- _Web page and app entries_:
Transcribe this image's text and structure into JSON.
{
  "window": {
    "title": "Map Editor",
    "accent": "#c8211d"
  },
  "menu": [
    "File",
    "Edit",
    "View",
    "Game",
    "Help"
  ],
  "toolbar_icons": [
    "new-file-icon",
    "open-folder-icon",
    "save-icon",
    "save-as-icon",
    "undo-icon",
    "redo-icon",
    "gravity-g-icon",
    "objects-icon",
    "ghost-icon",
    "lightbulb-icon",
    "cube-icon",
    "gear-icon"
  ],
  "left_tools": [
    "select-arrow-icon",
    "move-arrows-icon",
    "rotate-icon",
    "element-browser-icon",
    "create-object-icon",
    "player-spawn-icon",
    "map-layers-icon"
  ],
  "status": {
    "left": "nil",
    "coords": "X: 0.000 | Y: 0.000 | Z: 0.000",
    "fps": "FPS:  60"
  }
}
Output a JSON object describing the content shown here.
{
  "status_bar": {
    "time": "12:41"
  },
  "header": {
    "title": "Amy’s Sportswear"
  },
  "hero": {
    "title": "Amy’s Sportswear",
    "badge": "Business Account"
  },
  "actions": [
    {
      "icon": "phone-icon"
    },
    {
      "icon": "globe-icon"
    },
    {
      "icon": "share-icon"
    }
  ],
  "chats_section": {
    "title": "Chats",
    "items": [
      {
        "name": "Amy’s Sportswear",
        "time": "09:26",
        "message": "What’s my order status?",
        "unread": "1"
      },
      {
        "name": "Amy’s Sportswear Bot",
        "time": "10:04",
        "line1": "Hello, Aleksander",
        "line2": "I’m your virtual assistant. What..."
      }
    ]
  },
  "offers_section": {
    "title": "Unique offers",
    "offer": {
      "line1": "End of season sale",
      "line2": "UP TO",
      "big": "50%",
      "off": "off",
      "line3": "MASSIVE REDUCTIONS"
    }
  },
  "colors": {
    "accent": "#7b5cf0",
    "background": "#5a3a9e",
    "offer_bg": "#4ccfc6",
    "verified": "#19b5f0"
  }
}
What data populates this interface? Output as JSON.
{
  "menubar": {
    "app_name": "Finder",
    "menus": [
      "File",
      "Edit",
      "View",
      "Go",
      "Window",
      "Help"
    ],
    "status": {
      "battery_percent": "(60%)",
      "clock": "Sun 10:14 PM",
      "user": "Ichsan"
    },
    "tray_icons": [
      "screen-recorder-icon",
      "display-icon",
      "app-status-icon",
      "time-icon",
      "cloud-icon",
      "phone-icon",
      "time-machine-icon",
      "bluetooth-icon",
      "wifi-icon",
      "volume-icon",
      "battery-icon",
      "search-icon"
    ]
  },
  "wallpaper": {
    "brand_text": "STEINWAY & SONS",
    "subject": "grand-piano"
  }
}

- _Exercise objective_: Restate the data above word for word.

- _Exercise result_:
Transcribe this image's text and structure into JSON.
{
  "window": {
    "title": "Map Editor",
    "accent": "#c8211d"
  },
  "menu": [
    "File",
    "Edit",
    "View",
    "Game",
    "Help"
  ],
  "toolbar_icons": [
    "new-file-icon",
    "open-folder-icon",
    "save-icon",
    "save-as-icon",
    "undo-icon",
    "redo-icon",
    "gravity-g-icon",
    "objects-icon",
    "ghost-icon",
    "lightbulb-icon",
    "cube-icon",
    "gear-icon"
  ],
  "left_tools": [
    "select-arrow-icon",
    "move-arrows-icon",
    "rotate-icon",
    "element-browser-icon",
    "create-object-icon",
    "player-spawn-icon",
    "map-layers-icon"
  ],
  "status": {
    "left": "nil",
    "coords": "X: 0.000 | Y: 0.000 | Z: 0.000",
    "fps": "FPS:  60"
  }
}
Output a JSON object describing the content shown here.
{
  "status_bar": {
    "time": "12:41"
  },
  "header": {
    "title": "Amy’s Sportswear"
  },
  "hero": {
    "title": "Amy’s Sportswear",
    "badge": "Business Account"
  },
  "actions": [
    {
      "icon": "phone-icon"
    },
    {
      "icon": "globe-icon"
    },
    {
      "icon": "share-icon"
    }
  ],
  "chats_section": {
    "title": "Chats",
    "items": [
      {
        "name": "Amy’s Sportswear",
        "time": "09:26",
        "message": "What’s my order status?",
        "unread": "1"
      },
      {
        "name": "Amy’s Sportswear Bot",
        "time": "10:04",
        "line1": "Hello, Aleksander",
        "line2": "I’m your virtual assistant. What..."
      }
    ]
  },
  "offers_section": {
    "title": "Unique offers",
    "offer": {
      "line1": "End of season sale",
      "line2": "UP TO",
      "big": "50%",
      "off": "off",
      "line3": "MASSIVE REDUCTIONS"
    }
  },
  "colors": {
    "accent": "#7b5cf0",
    "background": "#5a3a9e",
    "offer_bg": "#4ccfc6",
    "verified": "#19b5f0"
  }
}
What data populates this interface? Output as JSON.
{
  "menubar": {
    "app_name": "Finder",
    "menus": [
      "File",
      "Edit",
      "View",
      "Go",
      "Window",
      "Help"
    ],
    "status": {
      "battery_percent": "(60%)",
      "clock": "Sun 10:14 PM",
      "user": "Ichsan"
    },
    "tray_icons": [
      "screen-recorder-icon",
      "display-icon",
      "app-status-icon",
      "time-icon",
      "cloud-icon",
      "phone-icon",
      "time-machine-icon",
      "bluetooth-icon",
      "wifi-icon",
      "volume-icon",
      "battery-icon",
      "search-icon"
    ]
  },
  "wallpaper": {
    "brand_text": "STEINWAY & SONS",
    "subject": "grand-piano"
  }
}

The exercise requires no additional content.